As the social model of disability suggests, “a person is disabled not by their impairment, but by the failure of environment to accommodate their needs” (Oliver, 2018). As neurotypical individuals, we should try our best to create a welcoming and inclusive environment for neurodivergent individuals. That doesn’t mean we should go out of our way to excessively try to give them “assistance”. We should treat them equally just like how we interact with any other person. As my professor once suggested in a lecture about Autism, we should focus first on their strengths and then offer assistance only when they need it or feel comfortable with it. There are over 7 billion people inhabiting this planet we call home. Think about how boring it would be if every single person acts the same way. The diversity of humans and our individual differences is what makes the world so complex yet intriguing. If we embrace and respect these differences, our kindness can make a small yet important step towards an inclusive and diverse society.
Key Words: Neurodiversity, Neurodivergence, Autism Spectrum

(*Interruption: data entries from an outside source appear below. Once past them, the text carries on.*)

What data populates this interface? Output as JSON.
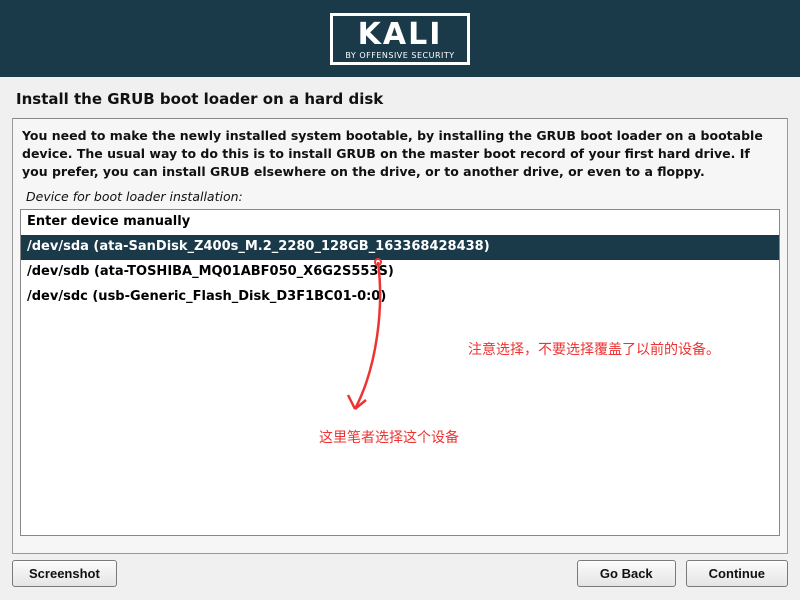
{
  "logo": {
    "title": "KALI",
    "subtitle": "BY OFFENSIVE SECURITY"
  },
  "page_title": "Install the GRUB boot loader on a hard disk",
  "instruction": "You need to make the newly installed system bootable, by installing the GRUB boot loader on a bootable device. The usual way to do this is to install GRUB on the master boot record of your first hard drive. If you prefer, you can install GRUB elsewhere on the drive, or to another drive, or even to a floppy.",
  "field_label": "Device for boot loader installation:",
  "devices": [
    {
      "label": "Enter device manually",
      "selected": false
    },
    {
      "label": "/dev/sda  (ata-SanDisk_Z400s_M.2_2280_128GB_163368428438)",
      "selected": true
    },
    {
      "label": "/dev/sdb  (ata-TOSHIBA_MQ01ABF050_X6G2S553S)",
      "selected": false
    },
    {
      "label": "/dev/sdc  (usb-Generic_Flash_Disk_D3F1BC01-0:0)",
      "selected": false
    }
  ],
  "buttons": {
    "screenshot": "Screenshot",
    "go_back": "Go Back",
    "cont": "Continue"
  },
  "annotations": {
    "warn": "注意选择，不要选择覆盖了以前的设备。",
    "pick": "这里笔者选择这个设备"
  }
}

- den Houting, J. (2019). Neurodiversity: An insider’s perspective. Autism: The International Journal of Research and Practice, 23(2), 271–273.
- Kapp, S. K., Gillespie-Lynch, K., Sherman, L. E., & Hutman, T. (2013). Deficit, difference, or both? Autism and neurodiversity. Developmental Psychology, 49(1), 59–71.
- Masataka, N. (2017). Implications of the idea of neurodiversity for understanding the origins of developmental disorders. Physics of Life Reviews, 20, 85–108.
- Masataka, N. (2018). Neurodiversity and artistic performance characteristic of children with autism spectrum disorder. Frontiers in Psychology, 9, 2594.
- Oliver, M. (2018). Understanding Disability. Macmillan International Higher Education.
- Peñagarikano, O., Abrahams, B. S., Herman, E. I., Winden, K. D., Gdalyahu, A., Dong, H., Sonnenblick, L. I., Gruver, R., Almajano, J., Bragin, A., Golshani, P., Trachtenberg, J. T., Peles, E., & Geschwind, D. H. (2011). Absence of CNTNAP2 leads to epilepsy, neuronal migration abnormalities, and core autism-related deficits. Cell, 147(1), 235–246.
- Public Health Agency of Canada. (2016, January 18). Surveillance of autism spectrum disorder (ASD). Canada.Ca. https://www.canada.ca/en/public-health/services/diseases/autism-spectrum-disorder-asd/surveillance-autism-spectrum-disorder-asd.html